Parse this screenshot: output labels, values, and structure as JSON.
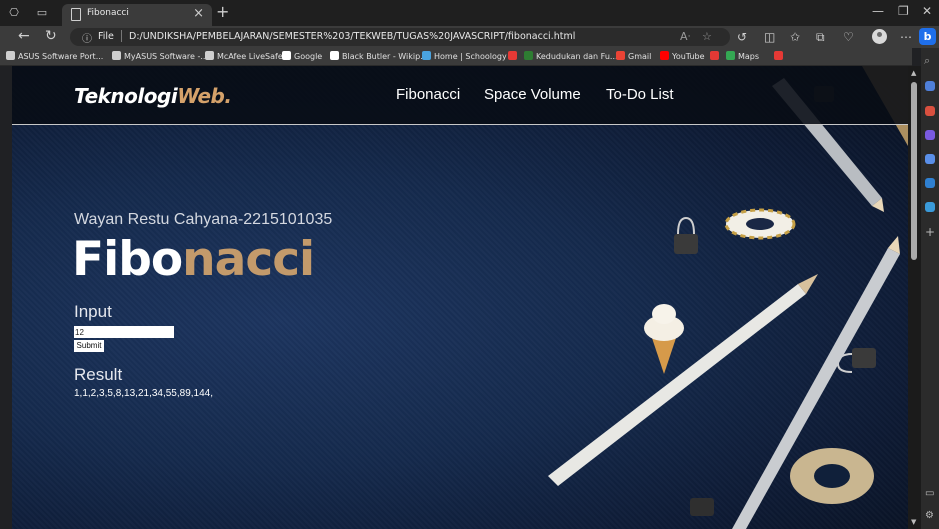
{
  "browser": {
    "tab_title": "Fibonacci",
    "tab_close": "×",
    "new_tab": "+",
    "omnibox_scheme_label": "File",
    "url": "D:/UNDIKSHA/PEMBELAJARAN/SEMESTER%203/TEKWEB/TUGAS%20JAVASCRIPT/fibonacci.html",
    "bookmarks": [
      {
        "label": "ASUS Software Port...",
        "color": "#cfcfcf"
      },
      {
        "label": "MyASUS Software -...",
        "color": "#cfcfcf"
      },
      {
        "label": "McAfee LiveSafe",
        "color": "#cfcfcf"
      },
      {
        "label": "Google",
        "color": "#ffffff"
      },
      {
        "label": "Black Butler - Wikip...",
        "color": "#ffffff"
      },
      {
        "label": "Home | Schoology",
        "color": "#4aa3df"
      },
      {
        "label": "",
        "color": "#e53935"
      },
      {
        "label": "Kedudukan dan Fu...",
        "color": "#2e7d32"
      },
      {
        "label": "Gmail",
        "color": "#ea4335"
      },
      {
        "label": "YouTube",
        "color": "#ff0000"
      },
      {
        "label": "",
        "color": "#e53935"
      },
      {
        "label": "Maps",
        "color": "#34a853"
      },
      {
        "label": "",
        "color": "#e53935"
      }
    ]
  },
  "site": {
    "brand_main": "Teknologi",
    "brand_accent": "Web.",
    "nav": [
      "Fibonacci",
      "Space Volume",
      "To-Do List"
    ],
    "author": "Wayan Restu Cahyana-2215101035",
    "hero_main": "Fibo",
    "hero_accent": "nacci",
    "input_label": "Input",
    "input_value": "12",
    "submit_label": "Submit",
    "result_label": "Result",
    "result_value": "1,1,2,3,5,8,13,21,34,55,89,144,",
    "accent_color": "#c39a6b"
  }
}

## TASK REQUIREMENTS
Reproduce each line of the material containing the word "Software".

## ANSWER FOR THE TASK
        "label": "ASUS Software Port...",
        "label": "MyASUS Software -...",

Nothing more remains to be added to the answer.